The search for another Earth
Two decades ago, we didn't know of any planets outside our solar system. Now, people like Professor Chris Tinney are discovering potential new Earths on an almost daily basis.
Professor Tinney of the University of New South Wales is one of the world's top planet hunters. He will talk about his ongoing search in the next Monash Centre for Astrophysics (MoCA) public lecture to be held at the University's Clayton campus this week.
The series of free talks features top researchers who explain the mysteries of space to interested members of the public. Audience members are encouraged to ask questions following the talks.
Professor Tinney is a foundation member of the Anglo-Australian Planet Search, which has discovered 30 new planets outside our solar system since 1998. The program also tries to understand how these planets were formed, and to assess their suitability for human habitation.
Professor John Lattanzio, Director of MoCA, said the search for new planets was one of the most exciting areas of astrophysics.
"From a theoretical viewpoint we expected the formation of stars to be accompanied by the formation of planets. It is good to see that the observations are confirming the basic theory. But the sort of planets we found are nothing like we expected! There are some very weird worlds out there,” Professor Lattanzio said.
"We had a great response to the first lecture, by Nobel Laureate Brian Schmidt on how the Universe is accelerating its expansion and we're expecting a similar turn out for Chris. Clearly a lot of people are fascinated by the questions that drive astrophysics research."
The next MoCA lecture, on exploring asteroids, will be delivered by Professor Trevor Ireland from the Australian National University in early May.

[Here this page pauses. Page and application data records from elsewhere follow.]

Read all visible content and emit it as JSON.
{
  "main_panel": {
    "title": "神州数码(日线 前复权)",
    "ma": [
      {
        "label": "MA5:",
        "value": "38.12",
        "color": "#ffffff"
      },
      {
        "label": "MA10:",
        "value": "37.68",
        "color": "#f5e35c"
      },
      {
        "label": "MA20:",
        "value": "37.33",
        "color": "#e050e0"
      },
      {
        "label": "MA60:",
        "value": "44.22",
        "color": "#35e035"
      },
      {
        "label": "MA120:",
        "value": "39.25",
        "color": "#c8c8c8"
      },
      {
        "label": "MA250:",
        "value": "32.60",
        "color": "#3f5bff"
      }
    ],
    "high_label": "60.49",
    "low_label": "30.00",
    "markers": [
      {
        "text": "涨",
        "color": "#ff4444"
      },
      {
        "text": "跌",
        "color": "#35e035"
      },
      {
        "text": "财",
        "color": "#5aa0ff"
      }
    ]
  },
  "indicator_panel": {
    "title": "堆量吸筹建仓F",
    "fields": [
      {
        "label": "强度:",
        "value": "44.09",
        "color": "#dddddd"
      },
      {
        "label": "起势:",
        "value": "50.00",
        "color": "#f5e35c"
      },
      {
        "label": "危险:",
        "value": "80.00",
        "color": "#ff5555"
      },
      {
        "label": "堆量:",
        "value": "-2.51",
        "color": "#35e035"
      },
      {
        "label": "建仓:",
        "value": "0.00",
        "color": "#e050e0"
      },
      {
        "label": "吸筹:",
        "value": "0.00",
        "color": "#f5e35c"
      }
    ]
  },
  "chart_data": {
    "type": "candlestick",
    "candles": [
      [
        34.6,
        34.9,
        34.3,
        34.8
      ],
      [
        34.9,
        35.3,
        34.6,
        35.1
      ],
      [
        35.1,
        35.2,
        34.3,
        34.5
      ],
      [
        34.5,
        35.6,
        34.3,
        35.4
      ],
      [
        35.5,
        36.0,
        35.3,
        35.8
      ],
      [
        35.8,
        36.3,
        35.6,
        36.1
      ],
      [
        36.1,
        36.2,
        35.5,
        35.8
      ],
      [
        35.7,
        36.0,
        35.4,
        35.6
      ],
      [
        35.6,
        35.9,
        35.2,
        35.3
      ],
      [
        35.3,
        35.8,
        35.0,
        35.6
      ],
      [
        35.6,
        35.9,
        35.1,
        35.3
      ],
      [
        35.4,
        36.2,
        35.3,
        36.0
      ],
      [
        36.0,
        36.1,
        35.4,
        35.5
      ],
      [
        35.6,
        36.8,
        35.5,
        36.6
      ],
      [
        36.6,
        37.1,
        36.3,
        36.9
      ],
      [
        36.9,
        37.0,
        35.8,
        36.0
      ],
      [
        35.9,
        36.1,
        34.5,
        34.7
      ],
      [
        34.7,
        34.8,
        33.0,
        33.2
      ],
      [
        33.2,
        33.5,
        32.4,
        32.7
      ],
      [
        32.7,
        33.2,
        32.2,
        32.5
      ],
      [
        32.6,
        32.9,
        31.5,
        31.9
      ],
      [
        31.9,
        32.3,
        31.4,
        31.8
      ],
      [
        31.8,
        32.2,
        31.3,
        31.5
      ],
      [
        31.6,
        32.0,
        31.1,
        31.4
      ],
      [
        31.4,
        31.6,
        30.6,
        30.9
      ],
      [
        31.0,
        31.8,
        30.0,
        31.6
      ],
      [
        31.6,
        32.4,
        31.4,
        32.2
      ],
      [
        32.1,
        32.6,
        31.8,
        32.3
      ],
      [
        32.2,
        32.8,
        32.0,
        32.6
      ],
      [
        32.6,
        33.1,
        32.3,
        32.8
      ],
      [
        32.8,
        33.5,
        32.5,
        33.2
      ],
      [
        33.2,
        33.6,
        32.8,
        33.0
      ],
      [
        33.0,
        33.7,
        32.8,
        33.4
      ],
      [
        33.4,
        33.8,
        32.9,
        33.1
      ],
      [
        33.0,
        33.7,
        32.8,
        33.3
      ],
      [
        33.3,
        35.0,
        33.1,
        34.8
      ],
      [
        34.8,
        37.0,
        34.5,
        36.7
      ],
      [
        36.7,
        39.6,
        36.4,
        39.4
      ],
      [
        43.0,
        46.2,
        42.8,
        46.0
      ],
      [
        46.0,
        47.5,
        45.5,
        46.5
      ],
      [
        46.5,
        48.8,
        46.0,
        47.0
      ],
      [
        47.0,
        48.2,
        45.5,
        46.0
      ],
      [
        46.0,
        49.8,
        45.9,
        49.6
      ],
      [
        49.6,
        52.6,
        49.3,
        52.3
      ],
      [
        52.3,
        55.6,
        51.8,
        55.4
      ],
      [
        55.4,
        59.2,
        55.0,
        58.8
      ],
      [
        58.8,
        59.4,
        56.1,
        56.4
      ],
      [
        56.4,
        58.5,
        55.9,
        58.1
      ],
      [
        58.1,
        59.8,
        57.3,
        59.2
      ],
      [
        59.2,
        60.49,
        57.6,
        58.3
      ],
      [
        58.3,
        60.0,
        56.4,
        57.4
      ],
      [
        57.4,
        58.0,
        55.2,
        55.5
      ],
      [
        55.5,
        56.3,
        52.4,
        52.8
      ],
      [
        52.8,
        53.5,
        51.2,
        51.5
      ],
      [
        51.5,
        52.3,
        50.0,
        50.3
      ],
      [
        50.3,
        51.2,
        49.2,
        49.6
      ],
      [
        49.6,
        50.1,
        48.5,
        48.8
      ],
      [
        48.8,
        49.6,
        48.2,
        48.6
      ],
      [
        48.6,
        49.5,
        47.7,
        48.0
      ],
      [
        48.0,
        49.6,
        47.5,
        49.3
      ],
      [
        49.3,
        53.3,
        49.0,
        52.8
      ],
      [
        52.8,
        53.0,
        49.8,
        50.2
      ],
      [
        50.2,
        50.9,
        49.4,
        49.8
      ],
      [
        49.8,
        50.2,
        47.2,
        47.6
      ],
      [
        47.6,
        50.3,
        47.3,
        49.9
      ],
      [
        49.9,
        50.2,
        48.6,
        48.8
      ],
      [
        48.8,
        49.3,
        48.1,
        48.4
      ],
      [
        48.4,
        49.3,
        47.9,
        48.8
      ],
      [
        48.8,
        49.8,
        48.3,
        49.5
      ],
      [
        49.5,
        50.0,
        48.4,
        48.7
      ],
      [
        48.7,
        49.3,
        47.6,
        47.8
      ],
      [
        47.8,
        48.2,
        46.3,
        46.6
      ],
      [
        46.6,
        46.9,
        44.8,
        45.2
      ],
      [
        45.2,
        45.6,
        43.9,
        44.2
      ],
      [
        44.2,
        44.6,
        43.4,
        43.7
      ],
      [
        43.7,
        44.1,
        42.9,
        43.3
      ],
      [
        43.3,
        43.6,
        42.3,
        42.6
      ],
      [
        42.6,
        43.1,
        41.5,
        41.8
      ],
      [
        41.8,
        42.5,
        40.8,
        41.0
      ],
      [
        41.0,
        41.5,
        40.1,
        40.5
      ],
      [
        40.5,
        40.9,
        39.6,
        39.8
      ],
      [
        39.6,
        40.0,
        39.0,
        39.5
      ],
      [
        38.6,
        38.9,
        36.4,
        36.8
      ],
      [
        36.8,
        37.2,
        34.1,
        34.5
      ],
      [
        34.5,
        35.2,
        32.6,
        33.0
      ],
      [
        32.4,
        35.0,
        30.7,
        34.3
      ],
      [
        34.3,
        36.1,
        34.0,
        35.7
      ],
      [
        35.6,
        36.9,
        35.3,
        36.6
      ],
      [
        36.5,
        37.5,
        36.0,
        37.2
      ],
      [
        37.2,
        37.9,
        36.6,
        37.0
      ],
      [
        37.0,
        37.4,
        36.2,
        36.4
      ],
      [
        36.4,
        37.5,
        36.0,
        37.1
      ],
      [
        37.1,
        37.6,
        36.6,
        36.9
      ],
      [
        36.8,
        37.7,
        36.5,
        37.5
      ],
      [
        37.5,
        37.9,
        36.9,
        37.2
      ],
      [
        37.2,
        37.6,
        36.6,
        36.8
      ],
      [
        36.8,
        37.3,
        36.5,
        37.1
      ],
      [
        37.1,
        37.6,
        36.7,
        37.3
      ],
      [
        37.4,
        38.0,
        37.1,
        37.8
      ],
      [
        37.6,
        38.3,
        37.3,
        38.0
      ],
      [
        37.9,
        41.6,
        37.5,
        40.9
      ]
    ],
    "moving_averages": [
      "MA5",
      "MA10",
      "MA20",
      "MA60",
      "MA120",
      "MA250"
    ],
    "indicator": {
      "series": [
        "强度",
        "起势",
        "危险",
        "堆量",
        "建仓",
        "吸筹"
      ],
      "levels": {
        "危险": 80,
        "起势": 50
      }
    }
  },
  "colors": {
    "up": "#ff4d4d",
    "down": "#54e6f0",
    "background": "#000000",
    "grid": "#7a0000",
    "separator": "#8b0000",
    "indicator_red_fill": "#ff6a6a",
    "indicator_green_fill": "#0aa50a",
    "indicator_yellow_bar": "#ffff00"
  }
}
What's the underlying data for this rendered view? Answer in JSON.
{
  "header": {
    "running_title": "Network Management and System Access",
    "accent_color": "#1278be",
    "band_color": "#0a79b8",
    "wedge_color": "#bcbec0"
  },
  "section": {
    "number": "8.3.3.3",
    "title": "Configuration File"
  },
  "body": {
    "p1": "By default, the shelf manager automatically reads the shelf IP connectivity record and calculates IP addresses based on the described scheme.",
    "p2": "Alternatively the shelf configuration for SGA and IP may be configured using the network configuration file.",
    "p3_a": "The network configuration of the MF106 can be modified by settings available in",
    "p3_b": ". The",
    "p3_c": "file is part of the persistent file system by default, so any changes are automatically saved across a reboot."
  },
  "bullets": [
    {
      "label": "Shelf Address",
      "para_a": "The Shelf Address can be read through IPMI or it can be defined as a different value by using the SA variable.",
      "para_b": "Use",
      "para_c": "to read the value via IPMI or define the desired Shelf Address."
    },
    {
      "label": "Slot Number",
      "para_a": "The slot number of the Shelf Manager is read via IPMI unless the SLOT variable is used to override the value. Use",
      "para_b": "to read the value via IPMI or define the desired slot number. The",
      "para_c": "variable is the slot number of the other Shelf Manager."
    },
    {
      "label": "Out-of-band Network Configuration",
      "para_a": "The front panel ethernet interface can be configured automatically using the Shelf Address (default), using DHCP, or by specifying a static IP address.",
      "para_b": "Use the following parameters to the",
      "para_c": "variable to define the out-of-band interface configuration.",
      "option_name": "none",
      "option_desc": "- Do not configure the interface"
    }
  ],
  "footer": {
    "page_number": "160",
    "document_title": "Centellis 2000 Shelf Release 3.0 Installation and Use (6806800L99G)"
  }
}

Professor Tinney will deliver 'The Search for Extrasolar Planets' at 6.30pm, Thursday 29 March in Lecture Theatre S3, Monash University Clayton campus. For further information, see the MoCA website.